→ **DATA IN THIS EXERCISE**:
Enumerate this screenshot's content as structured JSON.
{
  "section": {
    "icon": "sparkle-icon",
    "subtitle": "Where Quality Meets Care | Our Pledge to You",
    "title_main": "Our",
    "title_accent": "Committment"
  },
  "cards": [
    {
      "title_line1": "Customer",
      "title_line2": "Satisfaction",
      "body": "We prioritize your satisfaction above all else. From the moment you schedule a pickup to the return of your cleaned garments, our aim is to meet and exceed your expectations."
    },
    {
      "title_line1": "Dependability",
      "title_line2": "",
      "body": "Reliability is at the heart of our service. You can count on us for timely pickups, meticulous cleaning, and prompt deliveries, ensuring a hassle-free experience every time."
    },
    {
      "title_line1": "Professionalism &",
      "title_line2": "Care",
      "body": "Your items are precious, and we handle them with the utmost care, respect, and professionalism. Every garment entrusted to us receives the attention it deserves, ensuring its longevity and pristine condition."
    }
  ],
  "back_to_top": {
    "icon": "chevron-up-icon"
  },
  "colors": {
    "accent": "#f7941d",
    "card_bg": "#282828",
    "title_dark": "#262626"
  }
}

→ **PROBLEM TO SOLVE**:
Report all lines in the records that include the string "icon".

→ **SOLVED PROBLEM**:
    "icon": "sparkle-icon",
    "icon": "chevron-up-icon"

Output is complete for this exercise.